Making Quartile Plots from a dataset?

Sometimes it is nice not just to show the median value of binned data, but also the quartiles thereof. However this doesn't seem to be so straightforward using ListLinePlot. What is a good approach to making binned, quartile, ListLinePlots?

Update

Code available here

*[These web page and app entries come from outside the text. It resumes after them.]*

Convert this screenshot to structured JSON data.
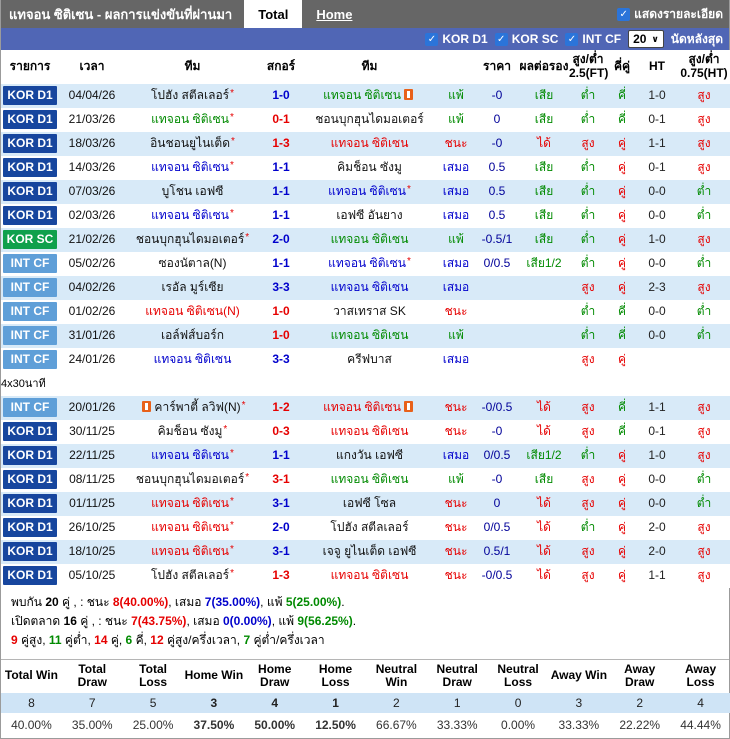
{
  "header": {
    "title": "แทจอน ซิติเซน - ผลการแข่งขันที่ผ่านมา",
    "tabs": [
      {
        "label": "Total",
        "active": true
      },
      {
        "label": "Home",
        "active": false
      }
    ],
    "details_checkbox_label": "แสดงรายละเอียด",
    "details_checkbox_checked": true
  },
  "filter_bar": {
    "leagues": [
      "KOR D1",
      "KOR SC",
      "INT CF"
    ],
    "leagues_checked": [
      true,
      true,
      true
    ],
    "matches_count": "20",
    "matches_label": "นัดหลังสุด"
  },
  "table": {
    "columns": [
      "รายการ",
      "เวลา",
      "ทีม",
      "สกอร์",
      "ทีม",
      "",
      "ราคา",
      "ผลต่อรอง",
      "สูง/ต่ำ 2.5(FT)",
      "คี่คู่",
      "HT",
      "สูง/ต่ำ 0.75(HT)"
    ],
    "rows": [
      {
        "lg": "kor1",
        "league": "KOR D1",
        "date": "04/04/26",
        "h": {
          "n": "โปฮัง สตีลเลอร์",
          "c": "black",
          "a": 1
        },
        "s": "1-0",
        "sc": "blue",
        "aw": {
          "n": "แทจอน ซิติเซน",
          "c": "green",
          "ia": 1
        },
        "res": "แพ้",
        "resc": "green",
        "od": "-0",
        "hr": "เสีย",
        "hrc": "green",
        "ou": "ต่ำ",
        "ouc": "green",
        "oe": "คี่",
        "oec": "green",
        "ht": "1-0",
        "hou": "สูง",
        "houc": "red"
      },
      {
        "lg": "kor1",
        "league": "KOR D1",
        "date": "21/03/26",
        "h": {
          "n": "แทจอน ซิติเซน",
          "c": "green",
          "a": 1
        },
        "s": "0-1",
        "sc": "red",
        "aw": {
          "n": "ชอนบุกฮุนไดมอเตอร์",
          "c": "black"
        },
        "res": "แพ้",
        "resc": "green",
        "od": "0",
        "hr": "เสีย",
        "hrc": "green",
        "ou": "ต่ำ",
        "ouc": "green",
        "oe": "คี่",
        "oec": "green",
        "ht": "0-1",
        "hou": "สูง",
        "houc": "red"
      },
      {
        "lg": "kor1",
        "league": "KOR D1",
        "date": "18/03/26",
        "h": {
          "n": "อินชอนยูไนเต็ด",
          "c": "black",
          "a": 1
        },
        "s": "1-3",
        "sc": "red",
        "aw": {
          "n": "แทจอน ซิติเซน",
          "c": "red"
        },
        "res": "ชนะ",
        "resc": "red",
        "od": "-0",
        "hr": "ได้",
        "hrc": "red",
        "ou": "สูง",
        "ouc": "red",
        "oe": "คู่",
        "oec": "red",
        "ht": "1-1",
        "hou": "สูง",
        "houc": "red"
      },
      {
        "lg": "kor1",
        "league": "KOR D1",
        "date": "14/03/26",
        "h": {
          "n": "แทจอน ซิติเซน",
          "c": "blue",
          "a": 1
        },
        "s": "1-1",
        "sc": "blue",
        "aw": {
          "n": "คิมช็อน ซังมู",
          "c": "black"
        },
        "res": "เสมอ",
        "resc": "blue",
        "od": "0.5",
        "hr": "เสีย",
        "hrc": "green",
        "ou": "ต่ำ",
        "ouc": "green",
        "oe": "คู่",
        "oec": "red",
        "ht": "0-1",
        "hou": "สูง",
        "houc": "red"
      },
      {
        "lg": "kor1",
        "league": "KOR D1",
        "date": "07/03/26",
        "h": {
          "n": "บูโชน เอฟซี",
          "c": "black"
        },
        "s": "1-1",
        "sc": "blue",
        "aw": {
          "n": "แทจอน ซิติเซน",
          "c": "blue",
          "a": 1
        },
        "res": "เสมอ",
        "resc": "blue",
        "od": "0.5",
        "hr": "เสีย",
        "hrc": "green",
        "ou": "ต่ำ",
        "ouc": "green",
        "oe": "คู่",
        "oec": "red",
        "ht": "0-0",
        "hou": "ต่ำ",
        "houc": "green"
      },
      {
        "lg": "kor1",
        "league": "KOR D1",
        "date": "02/03/26",
        "h": {
          "n": "แทจอน ซิติเซน",
          "c": "blue",
          "a": 1
        },
        "s": "1-1",
        "sc": "blue",
        "aw": {
          "n": "เอฟซี อันยาง",
          "c": "black"
        },
        "res": "เสมอ",
        "resc": "blue",
        "od": "0.5",
        "hr": "เสีย",
        "hrc": "green",
        "ou": "ต่ำ",
        "ouc": "green",
        "oe": "คู่",
        "oec": "red",
        "ht": "0-0",
        "hou": "ต่ำ",
        "houc": "green"
      },
      {
        "lg": "korsc",
        "league": "KOR SC",
        "date": "21/02/26",
        "h": {
          "n": "ชอนบุกฮุนไดมอเตอร์",
          "c": "black",
          "a": 1
        },
        "s": "2-0",
        "sc": "blue",
        "aw": {
          "n": "แทจอน ซิติเซน",
          "c": "green"
        },
        "res": "แพ้",
        "resc": "green",
        "od": "-0.5/1",
        "hr": "เสีย",
        "hrc": "green",
        "ou": "ต่ำ",
        "ouc": "green",
        "oe": "คู่",
        "oec": "red",
        "ht": "1-0",
        "hou": "สูง",
        "houc": "red"
      },
      {
        "lg": "intcf",
        "league": "INT CF",
        "date": "05/02/26",
        "h": {
          "n": "ซองนัตาล(N)",
          "c": "black"
        },
        "s": "1-1",
        "sc": "blue",
        "aw": {
          "n": "แทจอน ซิติเซน",
          "c": "blue",
          "a": 1
        },
        "res": "เสมอ",
        "resc": "blue",
        "od": "0/0.5",
        "hr": "เสีย1/2",
        "hrc": "green",
        "ou": "ต่ำ",
        "ouc": "green",
        "oe": "คู่",
        "oec": "red",
        "ht": "0-0",
        "hou": "ต่ำ",
        "houc": "green"
      },
      {
        "lg": "intcf",
        "league": "INT CF",
        "date": "04/02/26",
        "h": {
          "n": "เรอัล มูร์เซีย",
          "c": "black"
        },
        "s": "3-3",
        "sc": "blue",
        "aw": {
          "n": "แทจอน ซิติเซน",
          "c": "blue"
        },
        "res": "เสมอ",
        "resc": "blue",
        "od": "",
        "hr": "",
        "hrc": "black",
        "ou": "สูง",
        "ouc": "red",
        "oe": "คู่",
        "oec": "red",
        "ht": "2-3",
        "hou": "สูง",
        "houc": "red"
      },
      {
        "lg": "intcf",
        "league": "INT CF",
        "date": "01/02/26",
        "h": {
          "n": "แทจอน ซิติเซน(N)",
          "c": "red"
        },
        "s": "1-0",
        "sc": "red",
        "aw": {
          "n": "วาสเทราส SK",
          "c": "black"
        },
        "res": "ชนะ",
        "resc": "red",
        "od": "",
        "hr": "",
        "hrc": "black",
        "ou": "ต่ำ",
        "ouc": "green",
        "oe": "คี่",
        "oec": "green",
        "ht": "0-0",
        "hou": "ต่ำ",
        "houc": "green"
      },
      {
        "lg": "intcf",
        "league": "INT CF",
        "date": "31/01/26",
        "h": {
          "n": "เอล์ฟส์บอร์ก",
          "c": "black"
        },
        "s": "1-0",
        "sc": "red",
        "aw": {
          "n": "แทจอน ซิติเซน",
          "c": "green"
        },
        "res": "แพ้",
        "resc": "green",
        "od": "",
        "hr": "",
        "hrc": "black",
        "ou": "ต่ำ",
        "ouc": "green",
        "oe": "คี่",
        "oec": "green",
        "ht": "0-0",
        "hou": "ต่ำ",
        "houc": "green"
      },
      {
        "lg": "intcf",
        "league": "INT CF",
        "date": "24/01/26",
        "h": {
          "n": "แทจอน ซิติเซน",
          "c": "blue"
        },
        "s": "3-3",
        "sc": "blue",
        "aw": {
          "n": "ครีฟบาส",
          "c": "black"
        },
        "res": "เสมอ",
        "resc": "blue",
        "od": "",
        "hr": "",
        "hrc": "black",
        "ou": "สูง",
        "ouc": "red",
        "oe": "คู่",
        "oec": "red",
        "ht": "",
        "hou": "",
        "houc": "black"
      },
      {
        "separator": "4x30นาที"
      },
      {
        "lg": "intcf",
        "league": "INT CF",
        "date": "20/01/26",
        "h": {
          "n": "คาร์พาตี้ ลวิฟ(N)",
          "c": "black",
          "a": 1,
          "ib": 1
        },
        "s": "1-2",
        "sc": "red",
        "aw": {
          "n": "แทจอน ซิติเซน",
          "c": "red",
          "ia": 1
        },
        "res": "ชนะ",
        "resc": "red",
        "od": "-0/0.5",
        "hr": "ได้",
        "hrc": "red",
        "ou": "สูง",
        "ouc": "red",
        "oe": "คี่",
        "oec": "green",
        "ht": "1-1",
        "hou": "สูง",
        "houc": "red"
      },
      {
        "lg": "kor1",
        "league": "KOR D1",
        "date": "30/11/25",
        "h": {
          "n": "คิมช็อน ซังมู",
          "c": "black",
          "a": 1
        },
        "s": "0-3",
        "sc": "red",
        "aw": {
          "n": "แทจอน ซิติเซน",
          "c": "red"
        },
        "res": "ชนะ",
        "resc": "red",
        "od": "-0",
        "hr": "ได้",
        "hrc": "red",
        "ou": "สูง",
        "ouc": "red",
        "oe": "คี่",
        "oec": "green",
        "ht": "0-1",
        "hou": "สูง",
        "houc": "red"
      },
      {
        "lg": "kor1",
        "league": "KOR D1",
        "date": "22/11/25",
        "h": {
          "n": "แทจอน ซิติเซน",
          "c": "blue",
          "a": 1
        },
        "s": "1-1",
        "sc": "blue",
        "aw": {
          "n": "แกงวัน เอฟซี",
          "c": "black"
        },
        "res": "เสมอ",
        "resc": "blue",
        "od": "0/0.5",
        "hr": "เสีย1/2",
        "hrc": "green",
        "ou": "ต่ำ",
        "ouc": "green",
        "oe": "คู่",
        "oec": "red",
        "ht": "1-0",
        "hou": "สูง",
        "houc": "red"
      },
      {
        "lg": "kor1",
        "league": "KOR D1",
        "date": "08/11/25",
        "h": {
          "n": "ชอนบุกฮุนไดมอเตอร์",
          "c": "black",
          "a": 1
        },
        "s": "3-1",
        "sc": "red",
        "aw": {
          "n": "แทจอน ซิติเซน",
          "c": "green"
        },
        "res": "แพ้",
        "resc": "green",
        "od": "-0",
        "hr": "เสีย",
        "hrc": "green",
        "ou": "สูง",
        "ouc": "red",
        "oe": "คู่",
        "oec": "red",
        "ht": "0-0",
        "hou": "ต่ำ",
        "houc": "green"
      },
      {
        "lg": "kor1",
        "league": "KOR D1",
        "date": "01/11/25",
        "h": {
          "n": "แทจอน ซิติเซน",
          "c": "red",
          "a": 1
        },
        "s": "3-1",
        "sc": "blue",
        "aw": {
          "n": "เอฟซี โซล",
          "c": "black"
        },
        "res": "ชนะ",
        "resc": "red",
        "od": "0",
        "hr": "ได้",
        "hrc": "red",
        "ou": "สูง",
        "ouc": "red",
        "oe": "คู่",
        "oec": "red",
        "ht": "0-0",
        "hou": "ต่ำ",
        "houc": "green"
      },
      {
        "lg": "kor1",
        "league": "KOR D1",
        "date": "26/10/25",
        "h": {
          "n": "แทจอน ซิติเซน",
          "c": "red",
          "a": 1
        },
        "s": "2-0",
        "sc": "blue",
        "aw": {
          "n": "โปฮัง สตีลเลอร์",
          "c": "black"
        },
        "res": "ชนะ",
        "resc": "red",
        "od": "0/0.5",
        "hr": "ได้",
        "hrc": "red",
        "ou": "ต่ำ",
        "ouc": "green",
        "oe": "คู่",
        "oec": "red",
        "ht": "2-0",
        "hou": "สูง",
        "houc": "red"
      },
      {
        "lg": "kor1",
        "league": "KOR D1",
        "date": "18/10/25",
        "h": {
          "n": "แทจอน ซิติเซน",
          "c": "red",
          "a": 1
        },
        "s": "3-1",
        "sc": "blue",
        "aw": {
          "n": "เจจู ยูไนเต็ด เอฟซี",
          "c": "black"
        },
        "res": "ชนะ",
        "resc": "red",
        "od": "0.5/1",
        "hr": "ได้",
        "hrc": "red",
        "ou": "สูง",
        "ouc": "red",
        "oe": "คู่",
        "oec": "red",
        "ht": "2-0",
        "hou": "สูง",
        "houc": "red"
      },
      {
        "lg": "kor1",
        "league": "KOR D1",
        "date": "05/10/25",
        "h": {
          "n": "โปฮัง สตีลเลอร์",
          "c": "black",
          "a": 1
        },
        "s": "1-3",
        "sc": "red",
        "aw": {
          "n": "แทจอน ซิติเซน",
          "c": "red"
        },
        "res": "ชนะ",
        "resc": "red",
        "od": "-0/0.5",
        "hr": "ได้",
        "hrc": "red",
        "ou": "สูง",
        "ouc": "red",
        "oe": "คู่",
        "oec": "red",
        "ht": "1-1",
        "hou": "สูง",
        "houc": "red"
      }
    ]
  },
  "summary": {
    "lines": [
      [
        {
          "t": "พบกัน "
        },
        {
          "t": "20",
          "b": 1
        },
        {
          "t": " คู่ , : ชนะ "
        },
        {
          "t": "8(40.00%)",
          "c": "red",
          "b": 1
        },
        {
          "t": ", เสมอ "
        },
        {
          "t": "7(35.00%)",
          "c": "blue",
          "b": 1
        },
        {
          "t": ", แพ้ "
        },
        {
          "t": "5(25.00%)",
          "c": "green",
          "b": 1
        },
        {
          "t": "."
        }
      ],
      [
        {
          "t": "เปิดตลาด "
        },
        {
          "t": "16",
          "b": 1
        },
        {
          "t": " คู่ , : ชนะ "
        },
        {
          "t": "7(43.75%)",
          "c": "red",
          "b": 1
        },
        {
          "t": ", เสมอ "
        },
        {
          "t": "0(0.00%)",
          "c": "blue",
          "b": 1
        },
        {
          "t": ", แพ้ "
        },
        {
          "t": "9(56.25%)",
          "c": "green",
          "b": 1
        },
        {
          "t": "."
        }
      ],
      [
        {
          "t": "9",
          "c": "red",
          "b": 1
        },
        {
          "t": " คู่สูง, "
        },
        {
          "t": "11",
          "c": "green",
          "b": 1
        },
        {
          "t": " คู่ต่ำ, "
        },
        {
          "t": "14",
          "c": "red",
          "b": 1
        },
        {
          "t": " คู่, "
        },
        {
          "t": "6",
          "c": "green",
          "b": 1
        },
        {
          "t": " คี่, "
        },
        {
          "t": "12",
          "c": "red",
          "b": 1
        },
        {
          "t": " คู่สูง/ครึ่งเวลา, "
        },
        {
          "t": "7",
          "c": "green",
          "b": 1
        },
        {
          "t": " คู่ต่ำ/ครึ่งเวลา"
        }
      ]
    ]
  },
  "stats_table": {
    "headers": [
      "Total Win",
      "Total Draw",
      "Total Loss",
      "Home Win",
      "Home Draw",
      "Home Loss",
      "Neutral Win",
      "Neutral Draw",
      "Neutral Loss",
      "Away Win",
      "Away Draw",
      "Away Loss"
    ],
    "counts": [
      "8",
      "7",
      "5",
      "3",
      "4",
      "1",
      "2",
      "1",
      "0",
      "3",
      "2",
      "4"
    ],
    "percents": [
      "40.00%",
      "35.00%",
      "25.00%",
      "37.50%",
      "50.00%",
      "12.50%",
      "66.67%",
      "33.33%",
      "0.00%",
      "33.33%",
      "22.22%",
      "44.44%"
    ],
    "highlight_columns": [
      3,
      4,
      5
    ]
  },
  "colors": {
    "win_red": "#e60000",
    "loss_green": "#008a00",
    "draw_blue": "#0000cc",
    "odds_navy": "#000099",
    "league_kor_d1": "#17469e",
    "league_kor_sc": "#0fa04c",
    "league_int_cf": "#5f9fd8",
    "filter_bar_blue": "#5066b5",
    "title_bar_gray": "#666666",
    "row_alt_blue": "#d8eaf8",
    "stats_value_row": "#cfe4f6",
    "checkbox_blue": "#2b74d9",
    "home_stats_highlight": "#0000cc",
    "badge_orange": "#e8611a"
  }
}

• You can find the quartile curves using Quantile Regression. See also the Quantile Regression posts in MSE like this one. Mar 23 '17 at 3:28
• @AntonAntonov I have tried that with a list of tuples and didn't get any output.... Mar 23 '17 at 12:41
• Well it is not supposed to be used on lists of tuples, but lists of pairs, each pair seen as {time, value}. Mar 23 '17 at 12:53
• @AntonAntonov my apologies for not clarifying, the tuples are effectively two values {bin, value}, so it should work.... Mar 23 '17 at 12:59
• Well, you have not provided data in both your question and your answer, so I cannot tell you what is wrong. Were you able to reproduce the QR computations in this answer? Both success and failure would give you hints why that QR package does not work for you. Mar 23 '17 at 13:40

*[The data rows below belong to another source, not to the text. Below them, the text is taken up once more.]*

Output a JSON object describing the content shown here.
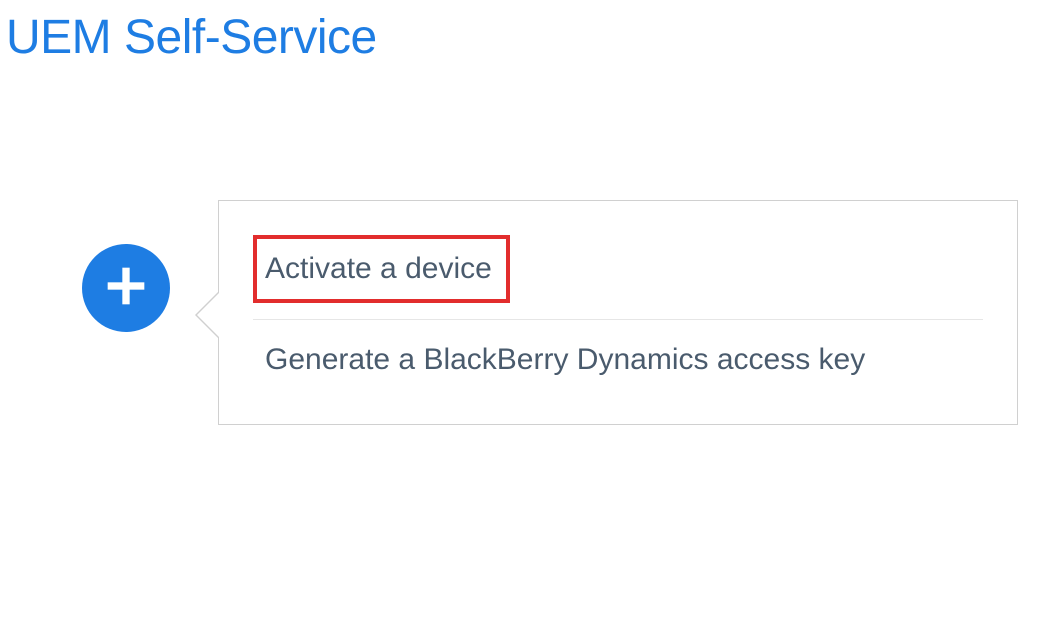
{
  "header": {
    "title": "UEM Self-Service"
  },
  "add_button": {
    "icon": "plus-icon"
  },
  "flyout_menu": {
    "items": [
      {
        "label": "Activate a device"
      },
      {
        "label": "Generate a BlackBerry Dynamics access key"
      }
    ]
  },
  "colors": {
    "accent": "#1e7de3",
    "highlight_border": "#e22d2d",
    "menu_text": "#4a5b6d",
    "flyout_border": "#d0d0d0"
  }
}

Code

The code is publicly available here.

I am answering my own question based off of something I worked out. I highly doubt that it is the best way to make quartile plots, but it works.

The code provided has a function that makes the BinnedQuartilePlot for either a Dataset, list of Datasets (assumes you need the same keys for all of them), list of pairs, and list of lists of pairs. Two examples are below:

BinnedQuartilePlot[dataset, "keyToBin", "keyOfValues", "Bins" -> 15] BinnedQuartilePlot[{dataset, dataset2}, "keyToBin", "keyOfValues",
"Bins" -> 15, "SwatchLegend" -> True,
"Legends" -> {"Data1", "Data2"}] I'll just go over the single Dataset case here.

Single Dataset

Suppose you have a dataset, data, from which you care about two values, x1 and x2.

Then we can extract the two values we care about by:

extractedPairs = Normal@data[All, {#x1, #x2}&];

Given the nature of x1, we want to bin x1. One way to bin the data (although one could extract this from the Histogram suite of functions) is as follows:

(* Set helper parameters *)
min = Min[First@First@SortBy[extractedPairs, First]];
max = Max[First@Last@SortBy[extractedPairs, First]];
bins = 10;
binStep = (max - min) / bins;

(* Bin values *)
Table[
Cases[listOfPairs,
{x_ /; Round@((x - minBin)/binStep) == (bin - minBin)/binStep, y_} -> {bin, y},
Infinity
],
{bin, minBin, maxBin, binStep}
]

Since we want the quartiles of the bins, we can just apply Quartiles and then Transpose the results to prepare them for ListLinePlot:

binnedQuartiles = Transpose /@ Quartiles /@ binnedValues;

This gives us our quartiles as paired triples e.g.

{{{bin1, q1}, {bin1, q2}, {bin1, q3}},
{{bin2, q1}, {bin2, q2}, {bin2, q3}}, ...}

For list plot we need just the first pairs, second pairs, and the third pairs in their own respective lists, which we can make using:

listLineBinnedQuartiles =
Table[Flatten@Take[#, {i}] & /@ binnedQuartiles, {i, 1, 3}];

Thus finely we can make our quartile plot:

ListLinePlot[listLineBinnedQuartiles,
PlotStyle -> getNQuartileColors, Filling -> {1 -> {2}, 3 -> {2}},
FillingStyle -> Opacity[0.05]] But all of this is encapsulated in BinnedQuartilePlot in the linked code.

Multiple Datasets

This requires minor changes to the code to work on lists of Datasets rather than just a single one. These changes are quite simple and easy to spot, e.g. to updated extractedPairs, it becomes

extractedPairs = Normal@#[All, #x1, #x2} &] & /@ listOfDatasets;

Notes

There is (albeit poorly) simulated data with the linked code. Feel free to use your own.

There are a host of color functions as well. This is due mainly to needing to make custom PlotStyles for the quartiles and then obtaining the same colors for the SwatchLegend. If you don't like "Pastel" use the Option "ColorScheme" to change it to whatever you like.